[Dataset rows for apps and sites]
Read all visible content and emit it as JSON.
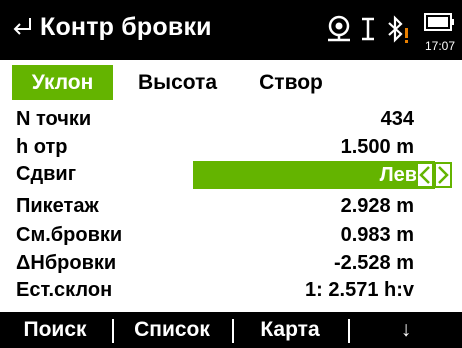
{
  "titlebar": {
    "title": "Контр бровки",
    "time": "17:07",
    "icons": [
      "back-arrow-icon",
      "prism-target-icon",
      "text-cursor-icon",
      "bluetooth-warning-icon",
      "battery-icon"
    ]
  },
  "tabs": [
    {
      "label": "Уклон",
      "active": true
    },
    {
      "label": "Высота",
      "active": false
    },
    {
      "label": "Створ",
      "active": false
    }
  ],
  "fields": {
    "point_no": {
      "label": "N точки",
      "value": "434"
    },
    "h_target": {
      "label": "h отр",
      "value": "1.500 m"
    },
    "offset": {
      "label": "Сдвиг",
      "value": "Лево"
    },
    "chainage": {
      "label": "Пикетаж",
      "value": "2.928 m"
    },
    "crest_offset": {
      "label": "См.бровки",
      "value": "0.983 m"
    },
    "dh_crest": {
      "label": "ΔНбровки",
      "value": "-2.528 m"
    },
    "natural_slope": {
      "label": "Ест.склон",
      "value": "1: 2.571 h:v"
    }
  },
  "softkeys": {
    "search": "Поиск",
    "list": "Список",
    "map": "Карта",
    "down": "↓"
  },
  "colors": {
    "accent": "#64b400",
    "bar": "#000000",
    "warning": "#e98000"
  }
}
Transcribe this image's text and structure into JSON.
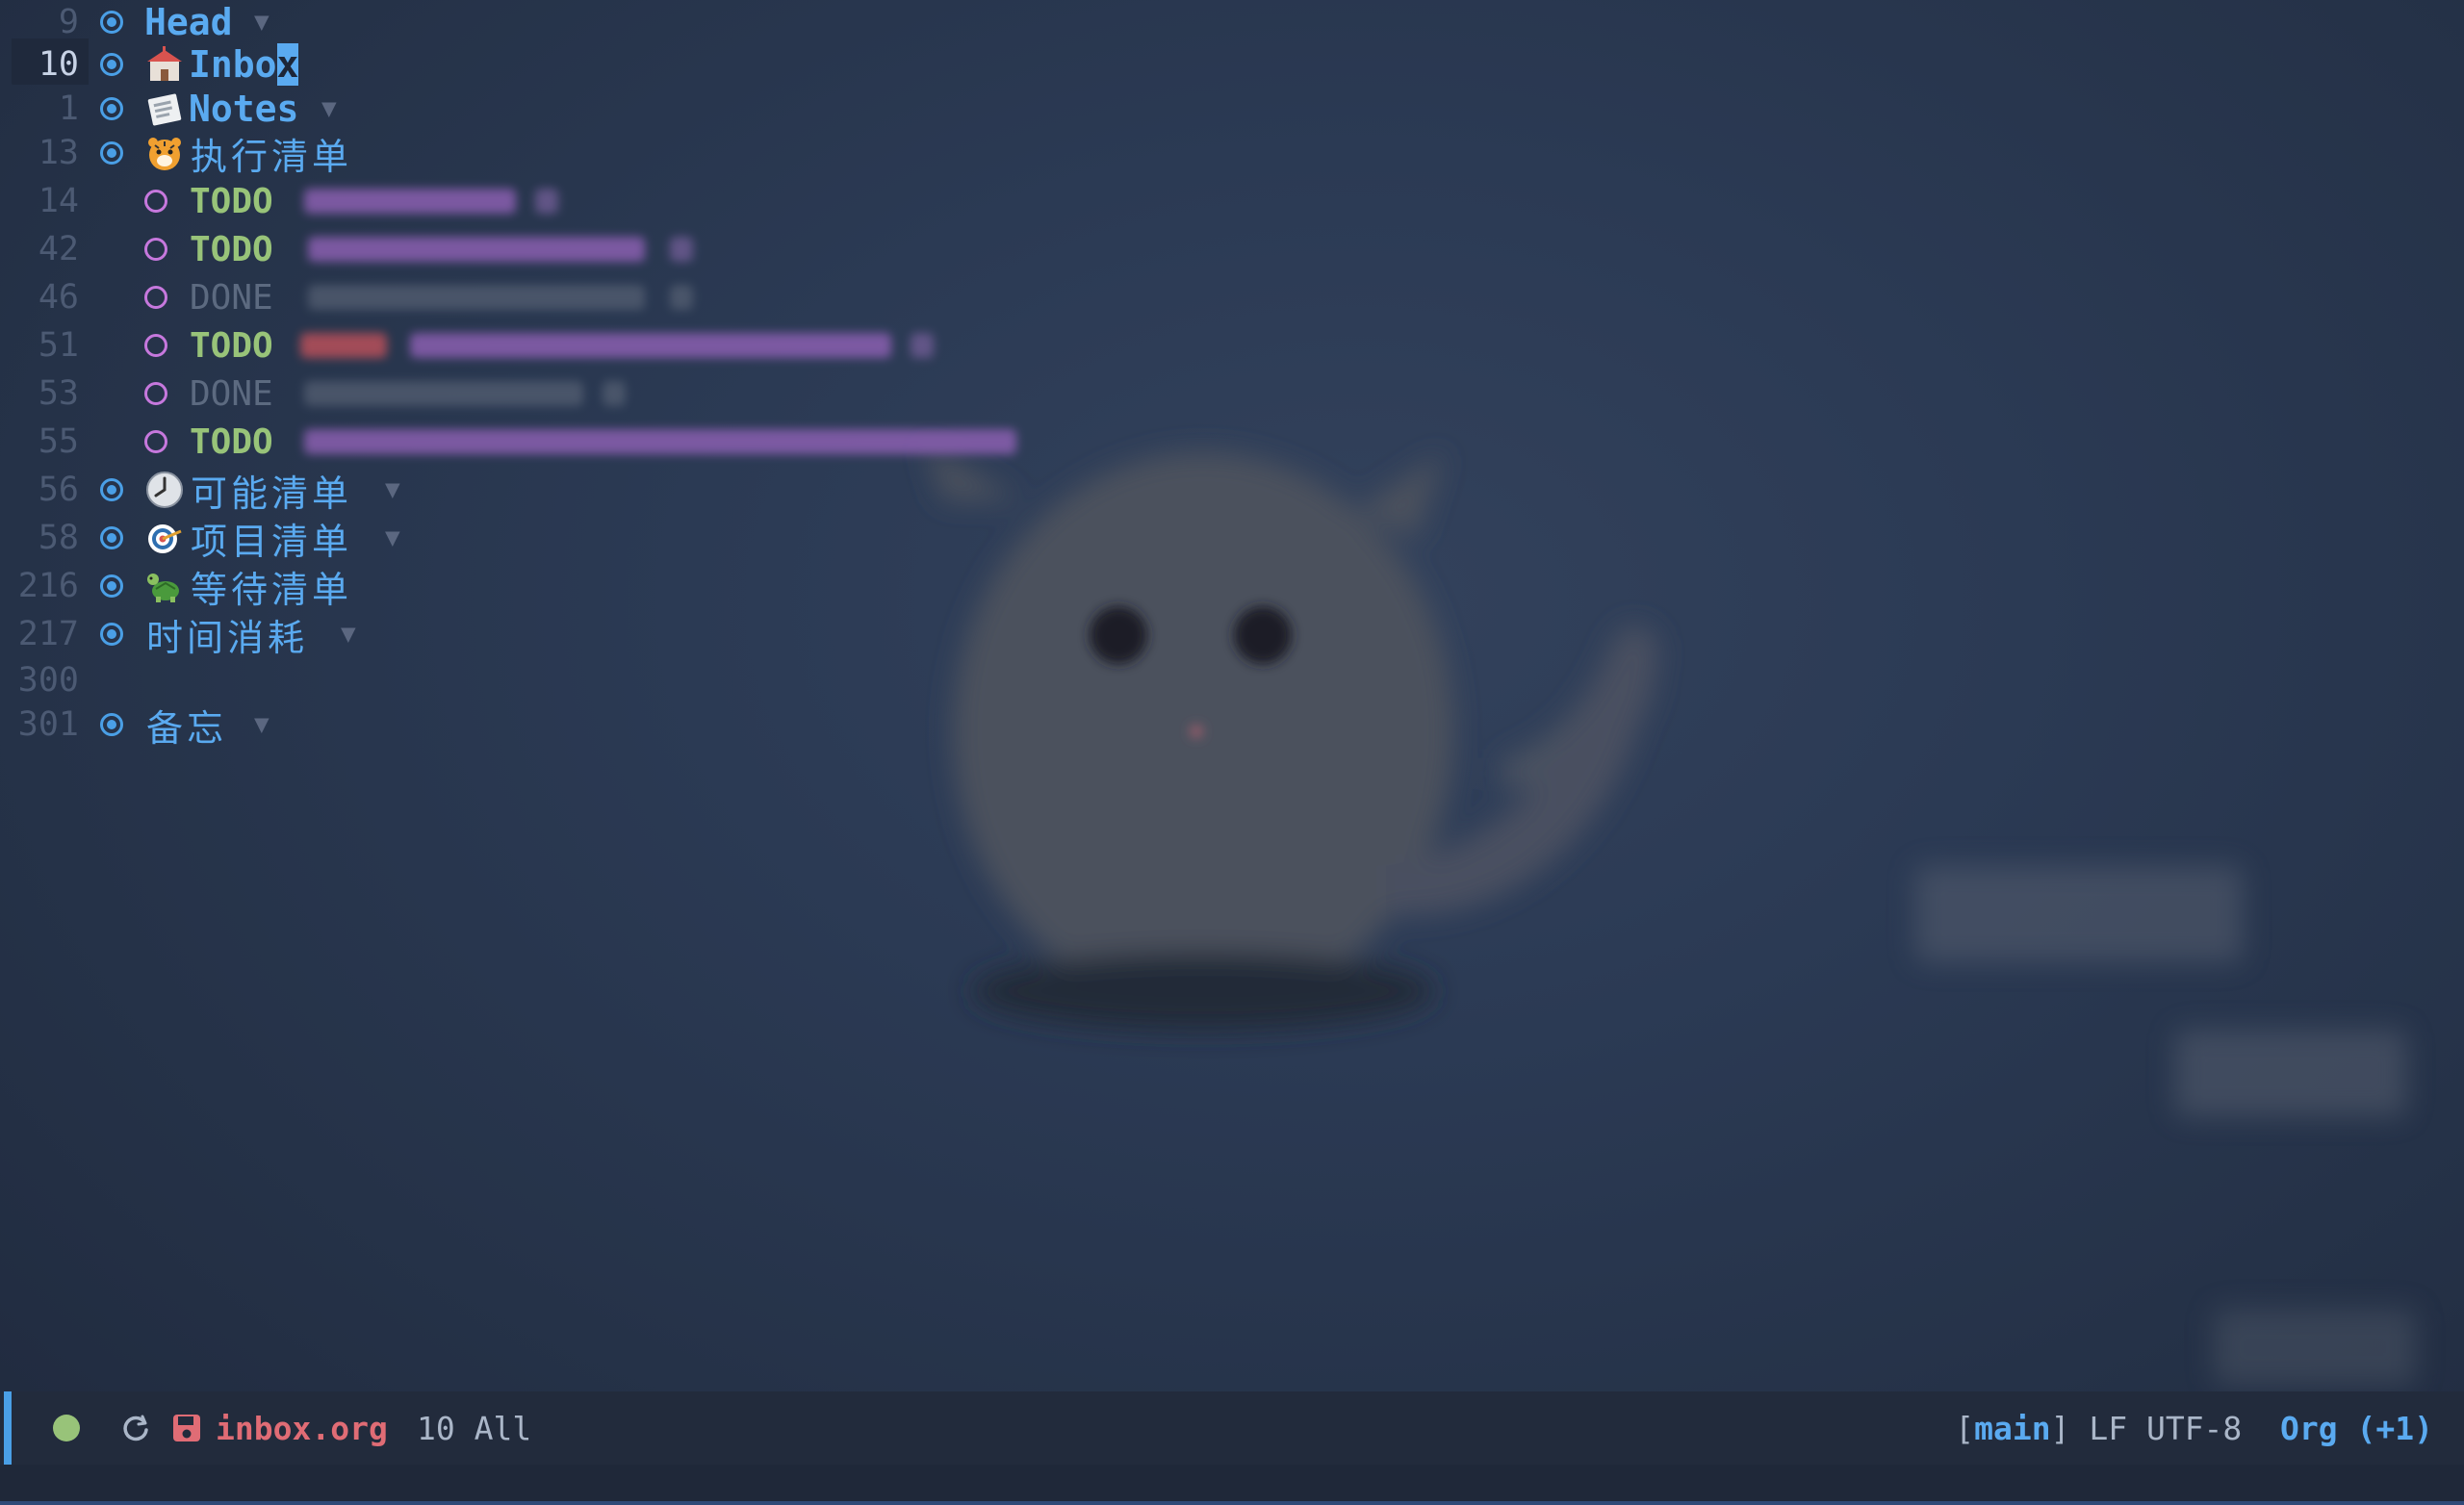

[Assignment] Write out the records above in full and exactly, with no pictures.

[Exercise response]
Read all visible content and emit it as JSON.
{
  "titlebar": {
    "title": "Контр бровки",
    "time": "17:07",
    "icons": [
      "back-arrow-icon",
      "prism-target-icon",
      "text-cursor-icon",
      "bluetooth-warning-icon",
      "battery-icon"
    ]
  },
  "tabs": [
    {
      "label": "Уклон",
      "active": true
    },
    {
      "label": "Высота",
      "active": false
    },
    {
      "label": "Створ",
      "active": false
    }
  ],
  "fields": {
    "point_no": {
      "label": "N точки",
      "value": "434"
    },
    "h_target": {
      "label": "h отр",
      "value": "1.500 m"
    },
    "offset": {
      "label": "Сдвиг",
      "value": "Лево"
    },
    "chainage": {
      "label": "Пикетаж",
      "value": "2.928 m"
    },
    "crest_offset": {
      "label": "См.бровки",
      "value": "0.983 m"
    },
    "dh_crest": {
      "label": "ΔНбровки",
      "value": "-2.528 m"
    },
    "natural_slope": {
      "label": "Ест.склон",
      "value": "1: 2.571 h:v"
    }
  },
  "softkeys": {
    "search": "Поиск",
    "list": "Список",
    "map": "Карта",
    "down": "↓"
  },
  "colors": {
    "accent": "#64b400",
    "bar": "#000000",
    "warning": "#e98000"
  }
}
Transcribe this image's text and structure into JSON.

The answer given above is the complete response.